CTA: Can you give us an example of a more extensive consortium group?

JF: Partners in a consortium are those that can offer their own unique support and advice for a specific trial. For example, a clinical trial for diabetes may include the university researchers directly involved in the trial for diabetes (sponsor and vendor), but also patient advocacy groups that support the end users (e.g. patients, physicians), hospitals and CROs. Additional partners may include experts in marketing, such as research and professional business development companies that can explore the market for the end produce, as well as companies with expertise in managing EU grants. There should be some overlap within the partners, but they should not duplicate each other. The consortium as a whole could span the whole of Europe.

CTA: Why do you need the consortium?

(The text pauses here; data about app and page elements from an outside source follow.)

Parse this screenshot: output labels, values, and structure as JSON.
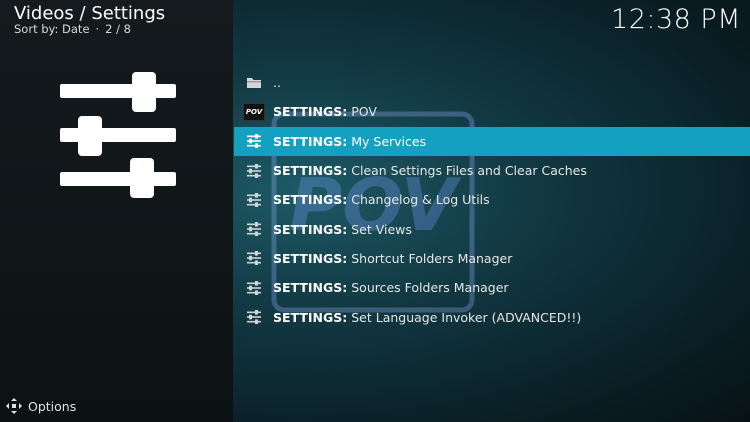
{
  "header": {
    "title": "Videos / Settings",
    "sort_label": "Sort by: Date",
    "position": "2 / 8"
  },
  "clock": "12:38 PM",
  "list": {
    "items": [
      {
        "prefix": "",
        "label": "..",
        "icon": "folder-icon"
      },
      {
        "prefix": "SETTINGS:",
        "label": " POV",
        "icon": "pov-thumbnail",
        "thumb_text": "POV"
      },
      {
        "prefix": "SETTINGS:",
        "label": " My Services",
        "icon": "sliders-icon",
        "selected": true
      },
      {
        "prefix": "SETTINGS:",
        "label": " Clean Settings Files and Clear Caches",
        "icon": "sliders-icon"
      },
      {
        "prefix": "SETTINGS:",
        "label": " Changelog & Log Utils",
        "icon": "sliders-icon"
      },
      {
        "prefix": "SETTINGS:",
        "label": " Set Views",
        "icon": "sliders-icon"
      },
      {
        "prefix": "SETTINGS:",
        "label": " Shortcut Folders Manager",
        "icon": "sliders-icon"
      },
      {
        "prefix": "SETTINGS:",
        "label": " Sources Folders Manager",
        "icon": "sliders-icon"
      },
      {
        "prefix": "SETTINGS:",
        "label": " Set Language Invoker (ADVANCED!!)",
        "icon": "sliders-icon"
      }
    ]
  },
  "watermark_text": "POV",
  "footer": {
    "options_label": "Options",
    "options_icon": "options-arrows-icon"
  },
  "colors": {
    "selection": "#14a0c0",
    "left_panel": "#121719",
    "text": "#e6e6e6"
  }
}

JF: The European Commission wants to promote collaboration amongst European researchers and businesses, so all consortia should show a pan-European group. A consortium with too many partners from one country (or one area of Europe) will have a harder time preparing a successful proposal. Horizon 2020 consortium projects range from €7-10 million for a grant time of three to five years. Some of the largest trials they have funded have been €15 million. There are individual grants for small and medium sized companies, but these have different requirements and are worth between €50,000 for feasibility assessment purposes over a six month period to €5 million for innovation development & demonstration purposes.

CTA: How long does it take to put the application and consortium together?

JF: It can take a minimum of six weeks to complete a grant proposal, but three months is more common. Any longer than that and it is hard to keep the focus of the group. That said, finding partners and building networks over time can be beneficial for other business and collaborative reasons.

CTA: How can consortiums benefit clinical trials as a whole?

JF: Consortia are a great way of building up a good knowledge base for your clinical trials. They help you identify key questions for your trials before they have begun. For example, do you need a unique researcher? What type of CRO should you use? Should you seek the support of an advocacy group? What clinical trial design do they need? What machines do they need? The consortium can address these questions, and many more for you.

Furthermore, even a company that knows the market well still wants the presence of other companies to guide them - and this is where a consortium becomes useful.

CTA: Where have you seen this directly affect a study?

JF: A call was published to address malnutrition in the elderly. Food science and technology (e.g. computer programs, apps) was to be included as were limited clinical trials to test the ideas. A consortium was built to study malnutrition in the obese elderly; obesity being a form of malnutrition. In addition to food scientists, gerontologists, and computer companies, partners included a senior citizen groups to gather information on the needs and limitations of senior patients (similar to an advocacy group) as they understood the end user population. After this, they needed to find seniors to actually participate in the clinical trials. Consortia should consider how advocacy groups contribute both patients and knowledge to a trial.

Consortia can actively help shape a clinical trial so it can present strong conclusions afterwards. In many cases a sponsor company might come up with an original idea - and this idea then becomes a part of what the overall grant is in the end. Importantly, when building a team to get your product to market, some companies don't think of surrounding people and organizations that could help.